Daylong count of auxiliary ballots leaves vanBeuzekom just six transfer votes short
Judging and debating stray marks, mystifying scribbled directions and arrows and even a dollar sign painstakingly rendered in voting-sheet bubbles, election commissioners sorted through 2,386 auxiliary ballots Wednesday toward pinning down final election figures and seeing if these hand-counted votes would change who made it onto the City Council and School Committee for the next two years.
It did not.
After 11 hours of work, all that happened on the School Committee side is that reelected incumbent Richard Harding fell out of those who reached “quota” – enough No. 1 votes on Cambridge’s ranked ballots to be elected in the first count. On the council side, the number of ballots transferring from candidate to candidate in Cambridge’s proportional representation form of voting narrowed from Tuesday’s 15 votes between challenger Nadeem Mazen and incumbent Minka vanBeuzekom to six at about 8:20 p.m. Wednesday.
While there are still overseas ballots to account for until the results becomes official Nov. 15, it looks as though first-termer vanBeuzekom will join 24-year councillor Ken Reeves in being unseated in the coming term.
While vanBeuzekom – an experienced neighborhood activist before election in 2011 – considered herself in recount territory, she also imagined life after the council long enough Wednesday to say she would stay active in civic life.
“I don’t think I’d be able to help myself,” she said.
Mazen and fellow newcomers Dennis Benzan, Dennis Carlone and Marc McGovern will join incumbents Leland Cheung, Craig Kelley, David Maher, Denise Simmons and Tim Toomey on the council.
Kathleen Kelly and Fran Cronin will still join incumbents Fred Fantini, Richard Harding, Patty Nolan and Mervan Osborne on the School Committee.
Cheung picked up 72 top votes from auxiliary ballots, putting him at 2,389 and keeping him an impressive 26 percent over quota.

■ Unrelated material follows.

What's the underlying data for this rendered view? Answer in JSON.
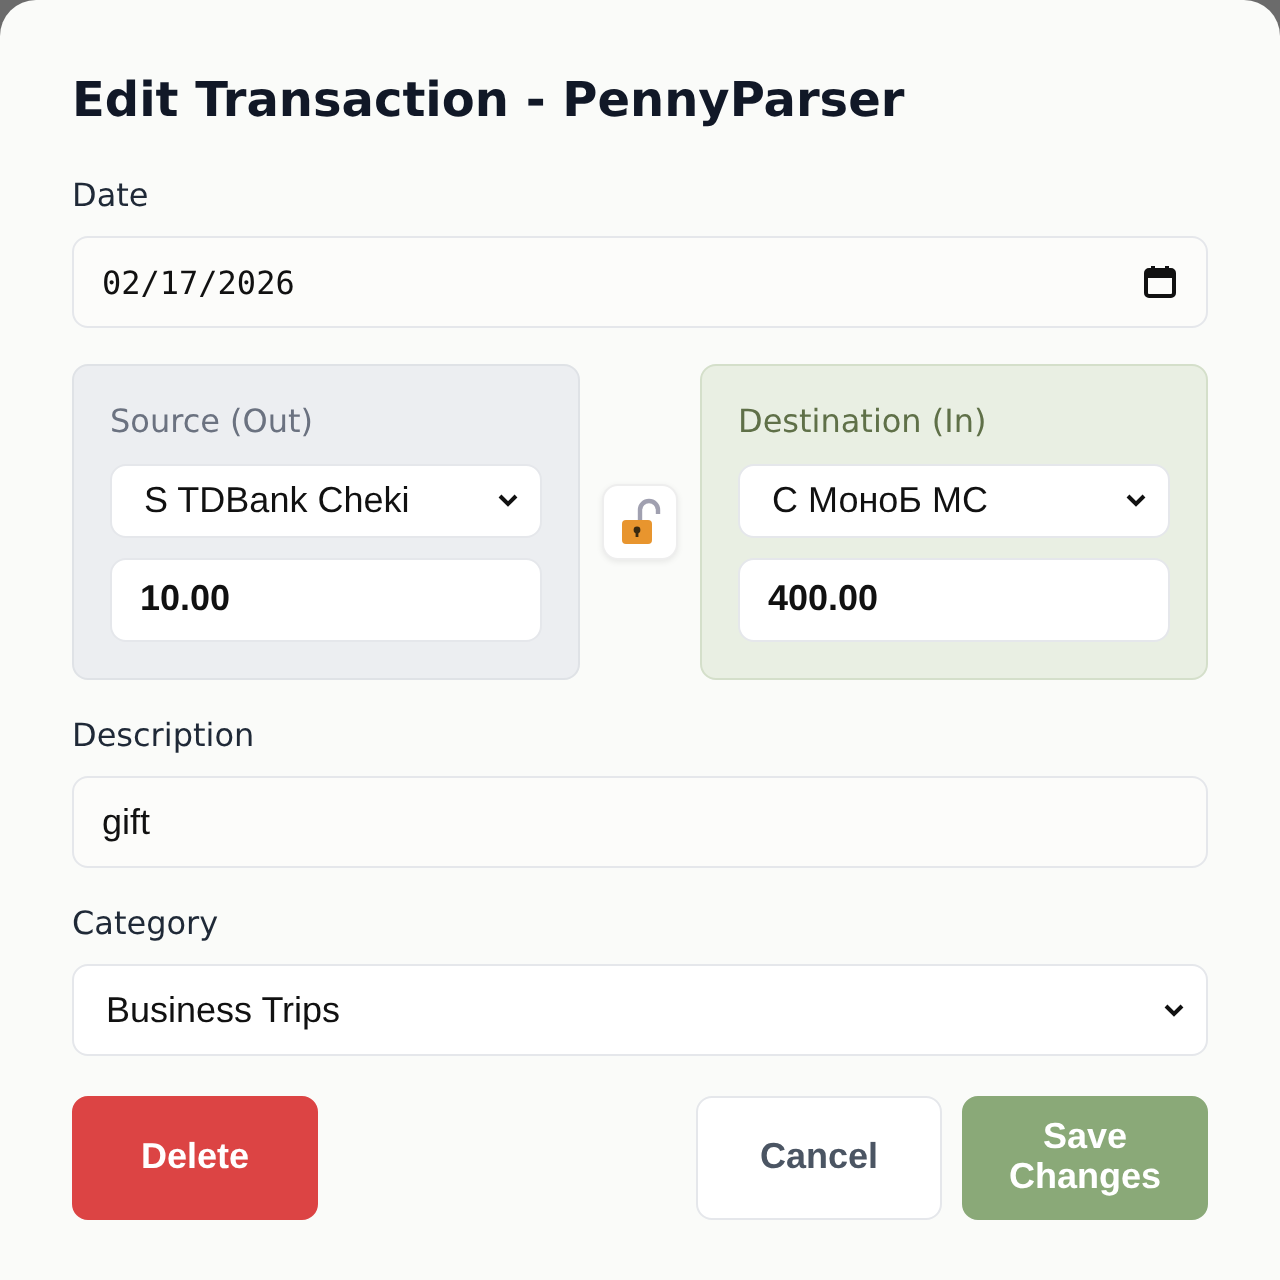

Nolan was the other big winner in terms of No. 1 votes, gaining 125 to land at 3,919 – putting her an impressive 1,060 top votes ahead of the committee’s éminence grise, Fantini.
Nolan said she was surprised Tuesday upon being asked if the extraordinary number of top votes gave her a legislative mandate in the coming two years. To her colleague’s possible dismay, she said, that may be exactly the right interpretation.
“That’s what made me happiest, that there were a lot of voters out there whose votes meant they liked my insistence on data and on taking a stand on issues,” Nolan said. “I think that’s what got me reelected.”
Not being a Cambridge native – her speeches at candidates forums traditionally begin with a half-joking apology for being a resident for a mere two decades – she said the vote meant “people voted for me based on my work.”
Votes for candidate rose proportionately as election officials worked their way through results from Cambridge’s 11 wards and their 34 precincts, resulting in only two minor swaps in the ranking of candidates by No. 1 votes: Elie Yarden gained three top votes from auxiliary ballots to wind up at 102, moving below Gary Mello because he gained nine votes and wound up at 107. With Toomey getting 40 additional top votes off auxiliary ballots and Maher getting 77, Toomey moved below Maher in sheer amount of No. 1 votes.
That didn’t disguise an election trend they may have to address if they run again in two years: Despite this election bringing 1,766 more people to the polls over the 2011 turnout, both councillors missed quota and lost top votes numbering in the triple digits. Toomey went from 1,705 top votes two years ago to 1,457 this year, a drop of 248, while Maher went from 1,686 to 1,464, a drop of 222.
By comparison, Cheung got 2,017 top votes two years ago but climbed to 2,389 this year, despite the number of challenger candidates doubling to 18 from nine in the last election.
There were 711 auxiliary ballots for the council and 1,675 for the School Committee that election officials had to work through Wednesday, opting to finish all 11 wards even though they had three to go (including the biggest) at the end of traditional workday hours. Still, they were working out of space in the Citywide Senior Center in Central Square – and said they didn’t have rights to the room Thursday. The commissioners kept plugging away and finished judging the last ballot at 7:22 p.m.
The most problematic ward was the ninth, a sprawling territory around Fresh Pond in Cambridge’s southwest corner, where a ballot scanner’s memory card in its Third Precinct failed early Election Day.
“Nine-three is one of those wards with a school, so it means a lot of balloting,” partially from parents who vote when picking up or dropping off their kids, election commissioner Polyxane Cobb said. “On a normal Election Day, you can get 500 voters in the first one and a half hours.”
Despite the slowdown, election officials said they were improving on their count times from previous elections.
This post was updated Nov. 15, 2013, with a new alphabetical results graphic showing the correct vote count for Elie Yarden.